What are some of the differences between MMD and MMM? Is MikuMikuMoving different from MikuMikuDance? Is MMD better than MMM or is MMM Better?
MMD VS MMM
I discovered MMD and MMM while looking for anime models for Daz Studio, a free 3D animation program. I had dreams of making an animated movie with my laptop. Unfortunately, my laptop proved to be unequal to the challenge. I was able to make very short simple animations of multiple models or longer animations of fewer objects, but project files that I saved would not reload, and without the ability to save the program would crash without warning and I would lose all of my work! This was very discouraging and I resigned myself to learning as much as I could about key frame animation.
Then I found MikuMikuDance!
I found some MMD models online, and that led me to the LearnMMD site where I discovered the links and downloaded MMD and MMM. I rendered the All Star sample that came with MMD and was totally blown away! So many models, effects, lighting, shadows, and physics… and it all rendered in less than 10 minutes! Suddenly, my dream of making an animated movie was alive again!
In the series of articles I am writing, I hope to share my experiences learning both programs… I have found that if I can’t figure out how to accomplish something with MMM, I can usually find a relevant tutorial for MMD and apply the methods to MMM. I really prefer the interface to MMM and I will be describing it in more detail in my next article.
MMD VS MMM …
For now, I just want to describe some of the differences in these 2 fine programs. Please keep in mind that I’m still a newbie with both of these programs, so be sure and check the comments for corrections! One of the first differences you will notice about MMM (as compared to MMD) is the Settings button in the upper left corner of the interface. Clicking this button opens the Settings dialog box with 3 tabs… Screen, Editor, and System (Fig1). The first option on the Screen tab lets you set the maximum FPS that the program will attempt to display when you hit the Play button. Next is the default screen size, which can be changed at render time. Next is an option called Clip which lets you set values for Near Plane and Far Plane (I don’t really know what this is for). Next you can set the Selfshadow buffer size, which I’m assuming can be tweaked for performance. You then have Rendering options for MipMap and Anisotropic texture filtering (which are also mysteries to me).
The Editor section (Fig2) has a Sequence section which sets the key frames per second and a Locus section which sets frame count and Point size. Next is the Axis Control Position which allows you to have the axis controls (XYZ) on the left or right. There is a Bone Handle option with None, Normal, and Advanced settings (I haven’t played with these yet). Then there’s a Theme setting that lets you choose between the Blue toned default and a gray toned interface (it does not change the screen layout).
A neat feature is the key assign button which lets you view and assign keyboard assignments (Fig3).
The System tab (Fig4) lets you choose between relative and absolute paths for models and accessories and set Auto backup options (minutes between backups and backup count). There is an option to save system memory for those of us who do not have supercomputers. There is also an option for Pixel Shader 2.0 which I don’t understand and an effect cache size option which I can’t play with because apparently my hardware doesn’t support effects :( All of these options can probably be set in MMD, but with MMM you can set the defaults.

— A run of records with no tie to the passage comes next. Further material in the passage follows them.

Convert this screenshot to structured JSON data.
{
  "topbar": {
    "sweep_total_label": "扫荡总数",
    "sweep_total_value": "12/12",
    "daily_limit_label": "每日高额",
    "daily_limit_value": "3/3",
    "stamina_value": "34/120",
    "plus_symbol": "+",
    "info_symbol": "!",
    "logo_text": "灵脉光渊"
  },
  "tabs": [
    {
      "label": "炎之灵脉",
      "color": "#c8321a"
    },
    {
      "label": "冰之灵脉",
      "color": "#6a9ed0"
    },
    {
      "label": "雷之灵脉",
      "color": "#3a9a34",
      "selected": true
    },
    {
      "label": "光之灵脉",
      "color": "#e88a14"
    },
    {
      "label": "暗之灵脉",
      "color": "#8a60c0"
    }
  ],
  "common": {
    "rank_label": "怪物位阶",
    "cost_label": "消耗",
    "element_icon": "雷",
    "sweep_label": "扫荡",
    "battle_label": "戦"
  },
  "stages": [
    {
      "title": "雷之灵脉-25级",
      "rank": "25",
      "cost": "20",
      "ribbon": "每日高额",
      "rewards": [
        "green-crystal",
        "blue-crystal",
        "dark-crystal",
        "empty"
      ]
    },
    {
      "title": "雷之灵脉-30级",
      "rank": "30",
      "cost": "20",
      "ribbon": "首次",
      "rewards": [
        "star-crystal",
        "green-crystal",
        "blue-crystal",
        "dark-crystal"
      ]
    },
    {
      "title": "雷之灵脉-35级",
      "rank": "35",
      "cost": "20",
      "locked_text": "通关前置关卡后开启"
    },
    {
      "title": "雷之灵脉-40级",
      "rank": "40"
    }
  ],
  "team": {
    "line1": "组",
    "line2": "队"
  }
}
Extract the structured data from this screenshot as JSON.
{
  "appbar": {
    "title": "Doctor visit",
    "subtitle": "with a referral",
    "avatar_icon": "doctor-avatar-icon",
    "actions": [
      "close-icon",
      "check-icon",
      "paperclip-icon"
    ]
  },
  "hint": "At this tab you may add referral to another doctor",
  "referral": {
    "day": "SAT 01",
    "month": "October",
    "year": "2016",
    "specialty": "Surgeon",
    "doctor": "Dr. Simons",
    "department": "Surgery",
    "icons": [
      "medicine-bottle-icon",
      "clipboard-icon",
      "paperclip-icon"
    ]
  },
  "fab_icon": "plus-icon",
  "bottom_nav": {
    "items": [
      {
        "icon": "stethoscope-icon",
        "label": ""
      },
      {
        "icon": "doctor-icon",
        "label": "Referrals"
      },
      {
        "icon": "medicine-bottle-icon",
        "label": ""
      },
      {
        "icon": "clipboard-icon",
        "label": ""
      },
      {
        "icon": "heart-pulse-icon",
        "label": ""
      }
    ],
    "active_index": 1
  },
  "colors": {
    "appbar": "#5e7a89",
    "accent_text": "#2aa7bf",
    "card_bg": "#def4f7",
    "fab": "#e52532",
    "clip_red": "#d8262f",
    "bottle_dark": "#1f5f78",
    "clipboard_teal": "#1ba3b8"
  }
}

Other differences I have noticed is that MMD always tries to load models, accessories, motions, poses, and wav files from within it’s own directory while MMM ‘remembers’ where you last loaded from and takes you there.
MMD’s PMMs don’t open in MMM!
Unfortunately the project files for MMM and MMD are incompatible, but the models, accessories, motions, and pose file formats work identical on both programs as far as I can tell. MMM can load .mp3 and .wav soundtracks where MMD can only do .wav files.
Dummy bones don’t seem to be needed in MMM. With MMD, if you move the position of an accessory without a dummy bone and register, the accessory remains in its original position until the key frame is reached and then jumps to the new position with no tween frames generated. Moving accessories with MMM is identical to moving models and tween frames are generated automatically.
Well, I guess that’s about all for now. All you MMD’ers out there, don’t be afraid to download MMM and give it a try… you just might like it!
– SEE BELOW for MORE MMD TUTORIALS…